▶ [Aim of the task]: Go through the listing and pick out each line with the word "icon" in it.

▶ [Provided material]:
==================================================

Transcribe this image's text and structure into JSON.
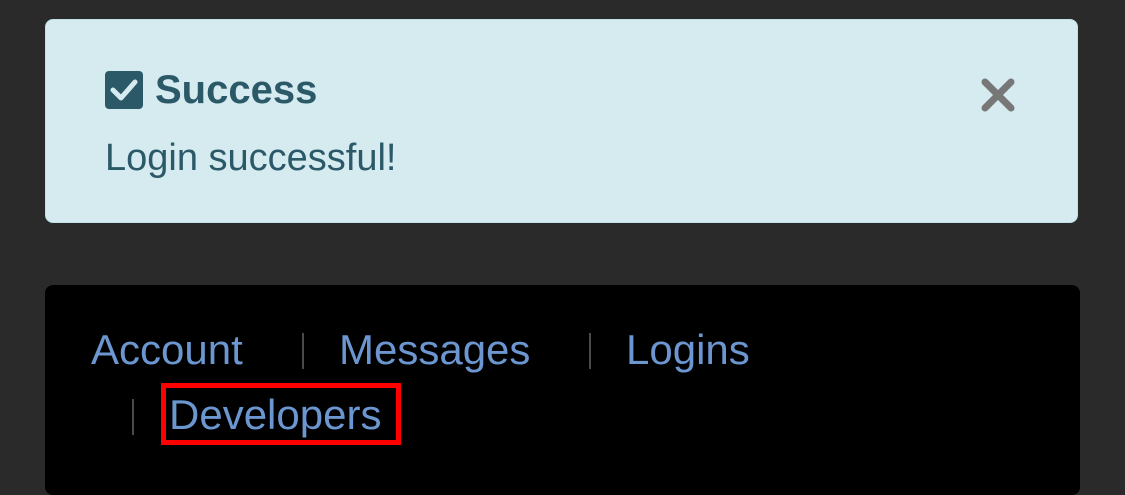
{
  "alert": {
    "title": "Success",
    "message": "Login successful!",
    "icon": "check-square-icon",
    "close_icon": "close-icon",
    "colors": {
      "background": "#d5ebf0",
      "text": "#2b5968"
    }
  },
  "nav": {
    "items": [
      {
        "label": "Account"
      },
      {
        "label": "Messages"
      },
      {
        "label": "Logins"
      },
      {
        "label": "Developers",
        "highlighted": true
      }
    ],
    "colors": {
      "link": "#6b96cf",
      "background": "#000000",
      "highlight": "#ff0000"
    }
  }
}
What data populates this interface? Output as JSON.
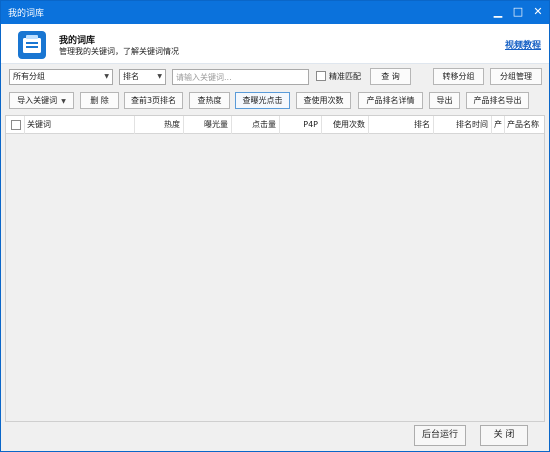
{
  "window": {
    "title": "我的词库",
    "controls": {
      "minimize": "▁",
      "maximize": "□",
      "close": "✕"
    }
  },
  "header": {
    "title": "我的词库",
    "subtitle": "管理我的关键词，了解关键词情况",
    "tutorial_link": "视频教程"
  },
  "filters": {
    "group_select": "所有分组",
    "sort_select": "排名",
    "search": {
      "value": "",
      "placeholder": "请输入关键词..."
    },
    "exact_match_label": "精准匹配",
    "exact_match_checked": false,
    "query_button": "查 询",
    "move_group_button": "转移分组",
    "group_manage_button": "分组管理"
  },
  "toolbar": {
    "import_button": "导入关键词",
    "delete_button": "删 除",
    "top3_button": "查前3页排名",
    "heat_button": "查热度",
    "exposure_button": "查曝光点击",
    "usage_button": "查使用次数",
    "product_rank_detail_button": "产品排名详情",
    "export_button": "导出",
    "export_product_rank_button": "产品排名导出"
  },
  "table": {
    "columns": [
      "关键词",
      "热度",
      "曝光量",
      "点击量",
      "P4P",
      "使用次数",
      "排名",
      "排名时间",
      "产",
      "产品名称"
    ],
    "rows": []
  },
  "footer": {
    "background_run_button": "后台运行",
    "close_button": "关 闭"
  },
  "colors": {
    "titlebar": "#0b72dc",
    "link": "#1660c4",
    "panel": "#f0f0f0"
  }
}
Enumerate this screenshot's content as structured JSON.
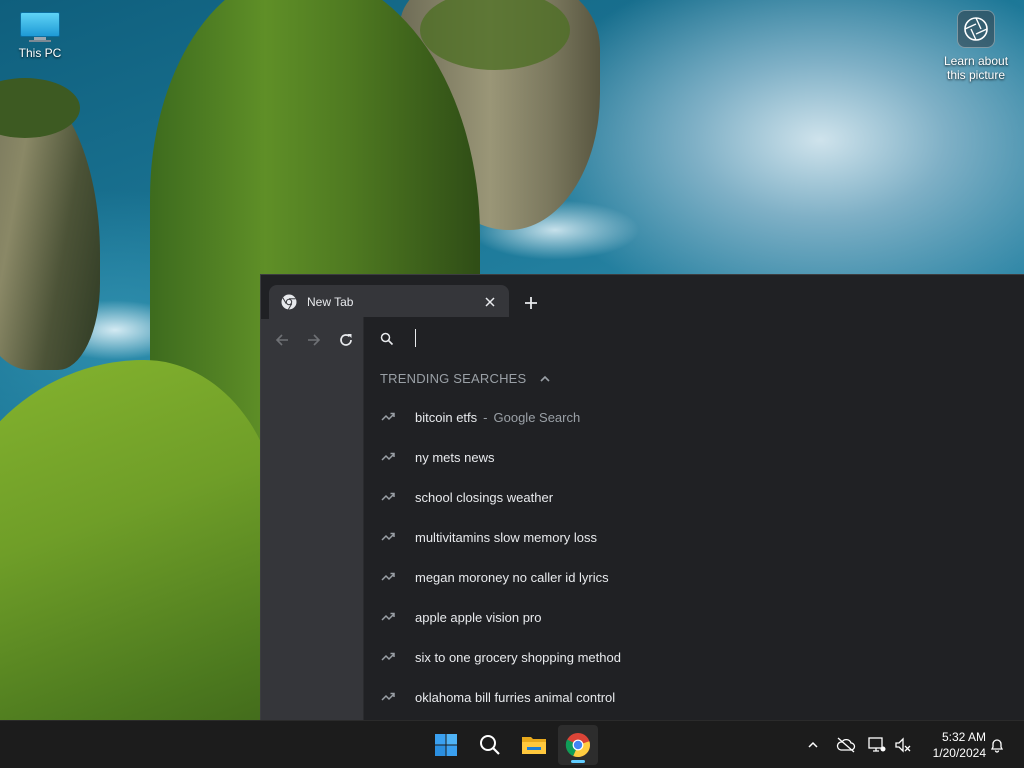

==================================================

▶ [Response area]:
    "icon": "check-square-icon",
    "close_icon": "close-icon",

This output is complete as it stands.